Richard Taittinger Gallery is honored to present Sanctums of Decision, the first solo exhibition in the United States of Iranian artist, Mehdi Farhadian.
Having represented Iran in the 2015 Venice Biennale, Farhadian is broadly recognized as a leading artist of the new contemporary scene of Tehran.
The artist’s intricately detailed portrayals of interior spaces and gardens integrate abstract and figurative features to create dreamlike, visually stunning scenes, inhabited by people and animals engaged in enigmatic acts. Farhadian’ personal style fuses realistic, expressive and fictional narratives, providing a potent vehicle for his highly personal subject matters. This typically demonstrates his deep concern for Iranian contemporary history.
This exhibition features Farhadian’s recent work, which encourages a reconsideration of figurative painting in contemporary art. Drawing from the lushness of nineteenth-century European painting traditions and imbuing them with local specificity, ethereal qualities, and distinctly Iranian elements, these paintings reinvigorate representational art while simultaneously ushering beauty back into contemporary painting.
Farhadian adapts techniques formerly found in historic photography as a tool for painting, similar to the work of Scottish painter, Peter Doig. The latter used photographs to create “disorienting Magical Realism.” The two artists both aim to draw from the mnemonic devices deployed through photography without creating paintings that resemble photographs.

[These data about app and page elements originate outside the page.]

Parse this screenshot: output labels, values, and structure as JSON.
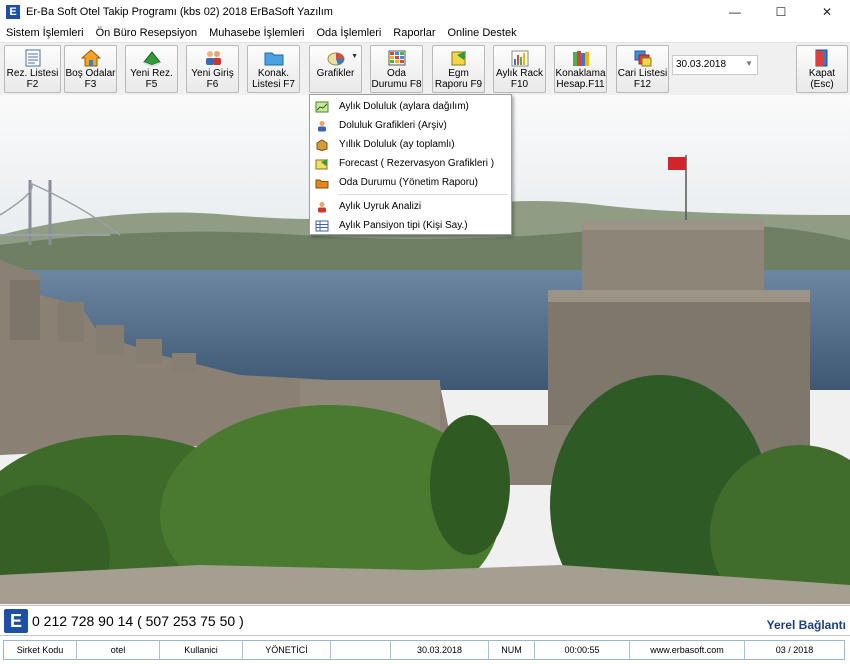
{
  "window": {
    "title": "Er-Ba Soft Otel Takip Programı  (kbs 02) 2018  ErBaSoft Yazılım",
    "app_icon": "E",
    "controls": [
      "—",
      "☐",
      "✕"
    ]
  },
  "menubar": {
    "items": [
      "Sistem İşlemleri",
      "Ön Büro Resepsiyon",
      "Muhasebe İşlemleri",
      "Oda İşlemleri",
      "Raporlar",
      "Online Destek"
    ]
  },
  "toolbar": {
    "buttons": [
      {
        "label": "Rez. Listesi\nF2",
        "icon": "list-icon"
      },
      {
        "label": "Boş Odalar\nF3",
        "icon": "house-icon"
      },
      {
        "label": "Yeni Rez.\nF5",
        "icon": "book-icon"
      },
      {
        "label": "Yeni Giriş\nF6",
        "icon": "users-icon"
      },
      {
        "label": "Konak.\nListesi  F7",
        "icon": "folder-icon"
      },
      {
        "label": "Grafikler",
        "icon": "pie-chart-icon"
      },
      {
        "label": "Oda\nDurumu  F8",
        "icon": "grid-icon"
      },
      {
        "label": "Egm\nRaporu  F9",
        "icon": "report-icon"
      },
      {
        "label": "Aylık Rack\nF10",
        "icon": "bar-chart-icon"
      },
      {
        "label": "Konaklama\nHesap.F11",
        "icon": "books-icon"
      },
      {
        "label": "Cari Listesi\nF12",
        "icon": "cards-icon"
      },
      {
        "label": "Kapat  (Esc)",
        "icon": "exit-door-icon"
      }
    ],
    "date_value": "30.03.2018"
  },
  "grafikler_menu": {
    "items": [
      {
        "label": "Aylık Doluluk (aylara dağılım)",
        "icon": "chart-green-icon"
      },
      {
        "label": "Doluluk Grafikleri (Arşiv)",
        "icon": "person-icon"
      },
      {
        "label": "Yıllık Doluluk (ay toplamlı)",
        "icon": "box-icon"
      },
      {
        "label": "Forecast ( Rezervasyon Grafikleri )",
        "icon": "forecast-icon"
      },
      {
        "label": "Oda Durumu (Yönetim Raporu)",
        "icon": "folder-orange-icon"
      },
      {
        "label": "Aylık Uyruk Analizi",
        "icon": "person-icon"
      },
      {
        "label": "Aylık Pansiyon tipi (Kişi Say.)",
        "icon": "table-icon"
      }
    ]
  },
  "phonebar": {
    "logo": "E",
    "phone": "0 212 728 90 14   ( 507 253 75 50 )",
    "connection": "Yerel Bağlantı"
  },
  "statusbar": {
    "cells": [
      "Sirket Kodu",
      "otel",
      "Kullanici",
      "YÖNETİCİ",
      "",
      "30.03.2018",
      "NUM",
      "00:00:55",
      "www.erbasoft.com",
      "03 / 2018"
    ]
  },
  "colors": {
    "accent": "#1d4fa3",
    "connection": "#1c3f7a"
  }
}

Like the motivations shared by many photographers and Doig, the imagery that Farhadian endeavors to expose is that of his utopic self, peace for humanity. Perhaps the most poignant of Farhadian’s paintings in Sanctums of Decision to make this case is Truce (2016). The work depicts two moments occurring simultaneously: a hunting scene and the aftermath of war, the exchange of truce being drawn within a Shah’s pavilion. The scene is one of two narratives but of like symbolism. The viewer is required to imagine what might be happening inside the pavilion adorned with crowns. A happenstance that is signified by the deer and panther that lay upon the frozen earth; a “red crown” flower blooms beside them. All is eerily quite as the peacemaking process begins.
Art Critic, Behnam Kamrani, writes of the artist’s recent work, “In his paintings, Farhadian follows an enjoyable narrative coupled with freshness. Without intending to be pessimistic, these works are not naïve either, because in this narrative, a terrifying glory is awaiting us, a delightful terror!”